What If I Want to Detox From Heroin At Home?

Home remedies for heroin withdrawal mostly focus on symptom management. That is, making you more comfortable while the opiates make their way out of your system. However, they don’t aid with the psychological aspect of withdrawal: the actual habit of using the drug. Symptoms of opiate withdrawal include a “flu” feeling, sore muscles, body ache, runny nose, sweating, sleeplessness, and anxiety. Later, the person detoxing might have diarrhea, nausea, vomiting, racing pulse, and intense temperature changes. Mood swings are part of the process, too. Home remedies include warm baths, anti-diarrhea medication, aspirin, and gentle compresses.
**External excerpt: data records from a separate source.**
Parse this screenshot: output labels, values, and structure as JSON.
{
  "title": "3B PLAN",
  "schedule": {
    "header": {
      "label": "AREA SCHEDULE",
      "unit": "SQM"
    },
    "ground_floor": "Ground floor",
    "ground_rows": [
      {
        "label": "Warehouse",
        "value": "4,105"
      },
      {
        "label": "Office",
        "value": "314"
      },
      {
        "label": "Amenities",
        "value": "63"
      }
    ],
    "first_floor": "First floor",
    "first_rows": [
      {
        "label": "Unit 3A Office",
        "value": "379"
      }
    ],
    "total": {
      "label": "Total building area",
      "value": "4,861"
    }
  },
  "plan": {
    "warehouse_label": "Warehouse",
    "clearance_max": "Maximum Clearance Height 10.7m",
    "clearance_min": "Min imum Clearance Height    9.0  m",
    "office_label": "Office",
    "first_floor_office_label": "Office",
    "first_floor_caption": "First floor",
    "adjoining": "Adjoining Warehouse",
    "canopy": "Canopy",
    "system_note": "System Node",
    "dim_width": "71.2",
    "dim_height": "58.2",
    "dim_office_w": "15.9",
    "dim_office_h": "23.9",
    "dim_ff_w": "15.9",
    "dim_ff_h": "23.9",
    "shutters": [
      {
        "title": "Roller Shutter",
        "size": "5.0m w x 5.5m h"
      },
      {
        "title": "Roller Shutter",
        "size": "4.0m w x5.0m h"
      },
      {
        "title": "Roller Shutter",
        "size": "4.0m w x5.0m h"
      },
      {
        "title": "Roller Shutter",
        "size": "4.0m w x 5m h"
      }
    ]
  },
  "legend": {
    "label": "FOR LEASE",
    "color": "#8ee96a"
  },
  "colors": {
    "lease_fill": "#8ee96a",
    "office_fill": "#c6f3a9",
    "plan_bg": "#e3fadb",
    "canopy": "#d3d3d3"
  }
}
Time is the key ingredient.

Again, many people struggle to handle withdrawals on their own. Will-power just isn’t enough to fight the urge to use—especially when you’re already exhausted from fighting your addiction. If you’re not able to quit on your own, reach out for help. You have options. Shame and embarrassment are some of the biggest barriers an addict can face once they’re ready to get clean. If you are afraid to ask for help, because you’re afraid it will affect your family, job, reputation, or relationship, there are resources that you can access anonymously.

One important aspect of withdrawal is anticipating what comes after you’ve gotten clean. Finding new, healthy relationships and staying sober can be a challenge. Again, linking up with people who are committed to their recovery is key. Join the Addiction Unscripted community on Facebook, and find other like-minded people to talk with as you walk this new road.

Although opiate withdrawals can be daunting, you don’t have to face them alone. Recovery is possible for anyone who is willing to give it an honest try—and a little time.